Gender Differences in the Impact of Vocational Training on Malawi’s Youth

Project Summary

Job training programs have been recognized as effective policy tools to provide youth with marketable labor market skills. In Sub-Saharan Africa, in particular, vocational and entrepreneurial training is even more important given that over 80 percent of the population is self-employed in small business and household enterprises. In 2009, the Government of Malawi decided to pilot a new apprenticeship program aimed at vulnerable youth (mainly orphans or school dropouts) to address employability issues, promote productive self-employment and reduce vulnerability to risky sexual behavior. 

Evidence from our randomized controlled trial of this intervention suggests that the training did not increase labor market outcomes in the short run but did results in skill development, continued investment in human capital, and improved well-being, with more positive effects for men.  We find that women make decisions in a more constrained environment, and their participation is affected by family obligations. Participation is also more expensive for women, resulting in a worse training experience. 

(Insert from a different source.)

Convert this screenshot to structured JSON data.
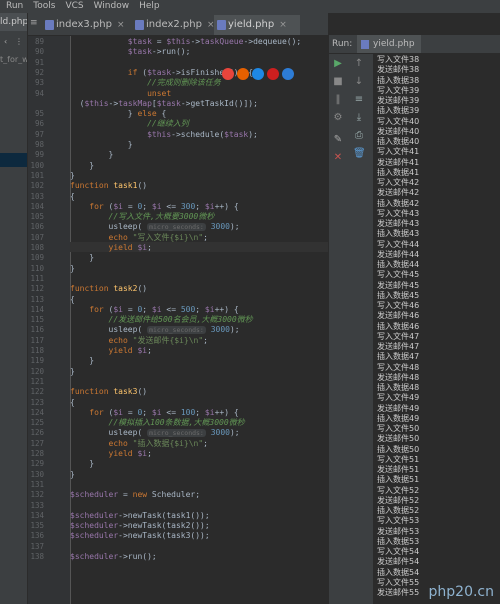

Additionally, we conduct an analysis of the determinants and consequences of dropout by tracking a large fraction of program dropouts.  Having friends or relatives nearby the training center is a strong predictor of whether trainees – both male and female – can complete the training.  Women are more likely to stick with the training program when their opportunities costs decrease (e.g. they lose a job in the pre-study period).  Using non-experimental data on dropout decisions, we provide suggestive evidence that dropouts from the training program are similar to those in the control group at follow-up, suggesting that they simply forgo the benefits of the program by dropping out.

Research Partners:

  • Yoonyoung Cho (The World Bank), Davie Kalomba (Malawi National AIDS Commission), Victor Orozco (The World Bank), Derek Wolfson (Innovations for Poverty Action)

Working Papers

Policy Briefs